__Assignment__
I need each line of the entries below that includes the string "Here".

__Material provided__

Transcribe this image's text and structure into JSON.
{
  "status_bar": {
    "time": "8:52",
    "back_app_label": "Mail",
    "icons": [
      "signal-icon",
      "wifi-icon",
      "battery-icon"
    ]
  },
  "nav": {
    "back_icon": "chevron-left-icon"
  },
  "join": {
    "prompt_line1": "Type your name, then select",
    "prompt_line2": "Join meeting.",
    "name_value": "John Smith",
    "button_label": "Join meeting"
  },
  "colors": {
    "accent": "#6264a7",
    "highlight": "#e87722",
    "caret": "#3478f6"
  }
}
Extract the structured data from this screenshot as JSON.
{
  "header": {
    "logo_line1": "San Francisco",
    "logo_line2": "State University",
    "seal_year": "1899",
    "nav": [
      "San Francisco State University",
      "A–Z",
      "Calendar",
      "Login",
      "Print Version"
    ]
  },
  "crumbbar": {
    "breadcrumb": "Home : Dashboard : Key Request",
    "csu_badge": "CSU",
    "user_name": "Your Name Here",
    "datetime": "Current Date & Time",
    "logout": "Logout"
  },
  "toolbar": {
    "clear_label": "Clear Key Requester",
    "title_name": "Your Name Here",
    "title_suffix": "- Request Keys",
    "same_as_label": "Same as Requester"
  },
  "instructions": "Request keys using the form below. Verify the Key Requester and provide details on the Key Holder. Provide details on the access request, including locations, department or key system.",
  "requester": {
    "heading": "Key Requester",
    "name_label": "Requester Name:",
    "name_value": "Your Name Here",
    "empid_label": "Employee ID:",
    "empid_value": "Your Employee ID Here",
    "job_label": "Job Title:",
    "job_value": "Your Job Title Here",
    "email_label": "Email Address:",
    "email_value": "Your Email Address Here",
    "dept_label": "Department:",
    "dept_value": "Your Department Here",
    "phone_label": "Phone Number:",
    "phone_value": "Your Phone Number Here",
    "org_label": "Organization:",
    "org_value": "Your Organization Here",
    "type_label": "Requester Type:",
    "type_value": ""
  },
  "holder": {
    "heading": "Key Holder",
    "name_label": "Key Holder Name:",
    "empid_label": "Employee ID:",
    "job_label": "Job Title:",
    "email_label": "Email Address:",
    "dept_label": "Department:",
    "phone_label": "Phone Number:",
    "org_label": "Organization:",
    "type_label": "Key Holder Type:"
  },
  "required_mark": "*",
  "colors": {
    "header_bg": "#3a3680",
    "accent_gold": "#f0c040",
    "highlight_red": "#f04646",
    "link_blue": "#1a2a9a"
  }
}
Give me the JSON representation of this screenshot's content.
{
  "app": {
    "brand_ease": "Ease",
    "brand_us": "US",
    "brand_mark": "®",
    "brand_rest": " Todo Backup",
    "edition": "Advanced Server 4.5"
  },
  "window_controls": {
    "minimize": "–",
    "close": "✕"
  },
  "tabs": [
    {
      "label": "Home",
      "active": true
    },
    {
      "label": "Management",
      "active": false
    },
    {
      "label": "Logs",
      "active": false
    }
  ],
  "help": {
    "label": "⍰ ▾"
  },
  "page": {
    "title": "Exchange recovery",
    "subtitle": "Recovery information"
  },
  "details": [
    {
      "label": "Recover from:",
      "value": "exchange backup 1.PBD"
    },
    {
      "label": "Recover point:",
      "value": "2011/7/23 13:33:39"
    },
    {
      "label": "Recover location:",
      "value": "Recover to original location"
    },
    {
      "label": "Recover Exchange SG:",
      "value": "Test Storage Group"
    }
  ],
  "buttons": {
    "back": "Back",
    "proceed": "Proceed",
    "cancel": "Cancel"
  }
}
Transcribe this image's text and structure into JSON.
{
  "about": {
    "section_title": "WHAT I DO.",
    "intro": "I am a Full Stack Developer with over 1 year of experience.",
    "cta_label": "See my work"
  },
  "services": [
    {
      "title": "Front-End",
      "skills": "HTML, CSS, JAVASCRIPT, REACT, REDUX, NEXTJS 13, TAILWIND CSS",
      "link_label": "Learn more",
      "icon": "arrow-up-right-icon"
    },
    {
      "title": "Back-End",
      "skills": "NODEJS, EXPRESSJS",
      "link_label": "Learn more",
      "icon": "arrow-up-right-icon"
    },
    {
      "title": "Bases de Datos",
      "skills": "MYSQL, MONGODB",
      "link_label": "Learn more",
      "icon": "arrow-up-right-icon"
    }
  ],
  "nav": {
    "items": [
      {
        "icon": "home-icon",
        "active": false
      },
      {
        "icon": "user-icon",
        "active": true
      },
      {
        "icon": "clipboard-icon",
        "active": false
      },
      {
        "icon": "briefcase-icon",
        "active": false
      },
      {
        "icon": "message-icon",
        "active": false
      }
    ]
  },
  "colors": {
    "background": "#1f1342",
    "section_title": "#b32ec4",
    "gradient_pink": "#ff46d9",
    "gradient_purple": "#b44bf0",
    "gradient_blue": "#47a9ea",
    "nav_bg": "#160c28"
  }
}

__Output for this exercise__
    "user_name": "Your Name Here",
    "title_name": "Your Name Here",
    "name_value": "Your Name Here",
    "empid_value": "Your Employee ID Here",
    "job_value": "Your Job Title Here",
    "email_value": "Your Email Address Here",
    "dept_value": "Your Department Here",
    "phone_value": "Your Phone Number Here",
    "org_value": "Your Organization Here",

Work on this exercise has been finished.